      3. Original AWS DRS Source Servers

        These appear in DRS Console in your recovery AWS Region. These can be easily confused with the new source servers, so ensure you are acting on the correct ones (see tagging recommendation above). Before you remove these, also make sure that the new DRS source servers have all the recovery Points-In-Time that you need. Once you are ready to remove them, use the Disconnect from AWS option in the commands menu in the AWS DRS Console in the recovery AWS Region (us-east-2 in our example).

      4. Failback Source Servers

        These are the resources that were created in DRS Console in the source AWS Region (us-east-1 in our example) when you started failback replication. Before you remove these, make sure that the new DRS source servers have all the recovery Points-In-Time that you need. Once you are ready to remove them, use the Disconnect from AWS option in the commands menu in the DRS Console in the source AWS Region (us-east-1 in our example).

Note

Performing cross-region replication, failover and failback accrues additional costs, not detailed in the DRS pricing examples.

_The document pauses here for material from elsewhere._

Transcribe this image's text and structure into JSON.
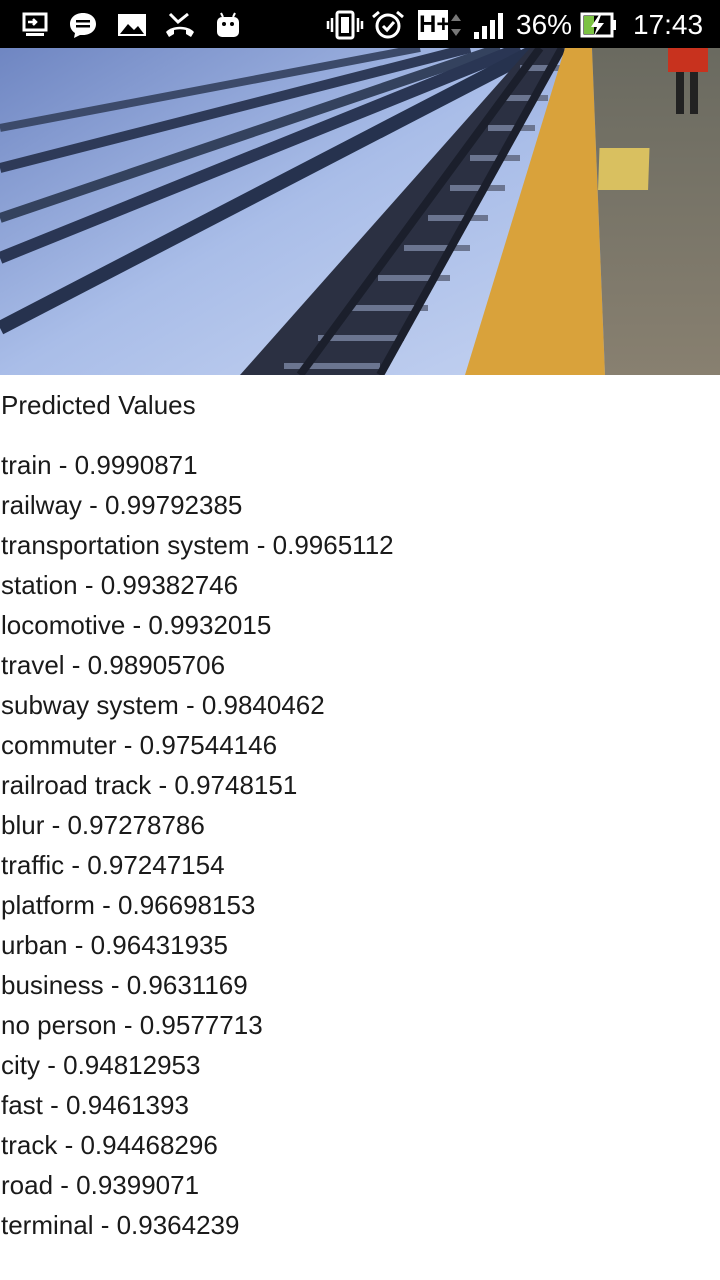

These additional costs consist of cross-Region data transfer costs during initial data replication, ongoing data replication, and failback replication; as well as the cost of replication resources (such as EBS volumes, snapshots, etc.), used for failback replication; and also the DRS hourly billing for failback source servers.